DESCRIPTION OF THE TASK: Your response should consist of the records, reproduced exactly.

AVAILABLE DATA: Begin

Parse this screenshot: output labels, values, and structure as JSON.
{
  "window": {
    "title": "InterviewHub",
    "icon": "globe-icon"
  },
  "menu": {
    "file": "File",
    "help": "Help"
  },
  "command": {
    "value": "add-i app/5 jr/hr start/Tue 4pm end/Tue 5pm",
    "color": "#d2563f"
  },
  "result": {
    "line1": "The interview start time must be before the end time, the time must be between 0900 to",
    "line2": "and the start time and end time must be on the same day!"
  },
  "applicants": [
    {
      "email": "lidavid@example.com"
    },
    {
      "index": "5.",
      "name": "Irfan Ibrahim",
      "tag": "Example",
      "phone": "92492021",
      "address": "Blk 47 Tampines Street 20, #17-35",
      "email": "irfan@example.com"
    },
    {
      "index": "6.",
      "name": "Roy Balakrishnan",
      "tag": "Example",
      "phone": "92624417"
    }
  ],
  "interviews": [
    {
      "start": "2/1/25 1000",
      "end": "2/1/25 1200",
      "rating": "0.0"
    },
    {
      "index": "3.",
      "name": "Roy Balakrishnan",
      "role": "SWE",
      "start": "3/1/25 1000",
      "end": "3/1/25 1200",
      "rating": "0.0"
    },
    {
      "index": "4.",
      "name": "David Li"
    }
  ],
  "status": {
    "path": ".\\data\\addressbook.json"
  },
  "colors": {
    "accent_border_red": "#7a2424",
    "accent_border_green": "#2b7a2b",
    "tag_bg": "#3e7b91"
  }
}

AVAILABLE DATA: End

OUTPUT FOR THIS EXERCISE:
Parse this screenshot: output labels, values, and structure as JSON.
{
  "window": {
    "title": "InterviewHub",
    "icon": "globe-icon"
  },
  "menu": {
    "file": "File",
    "help": "Help"
  },
  "command": {
    "value": "add-i app/5 jr/hr start/Tue 4pm end/Tue 5pm",
    "color": "#d2563f"
  },
  "result": {
    "line1": "The interview start time must be before the end time, the time must be between 0900 to",
    "line2": "and the start time and end time must be on the same day!"
  },
  "applicants": [
    {
      "email": "lidavid@example.com"
    },
    {
      "index": "5.",
      "name": "Irfan Ibrahim",
      "tag": "Example",
      "phone": "92492021",
      "address": "Blk 47 Tampines Street 20, #17-35",
      "email": "irfan@example.com"
    },
    {
      "index": "6.",
      "name": "Roy Balakrishnan",
      "tag": "Example",
      "phone": "92624417"
    }
  ],
  "interviews": [
    {
      "start": "2/1/25 1000",
      "end": "2/1/25 1200",
      "rating": "0.0"
    },
    {
      "index": "3.",
      "name": "Roy Balakrishnan",
      "role": "SWE",
      "start": "3/1/25 1000",
      "end": "3/1/25 1200",
      "rating": "0.0"
    },
    {
      "index": "4.",
      "name": "David Li"
    }
  ],
  "status": {
    "path": ".\\data\\addressbook.json"
  },
  "colors": {
    "accent_border_red": "#7a2424",
    "accent_border_green": "#2b7a2b",
    "tag_bg": "#3e7b91"
  }
}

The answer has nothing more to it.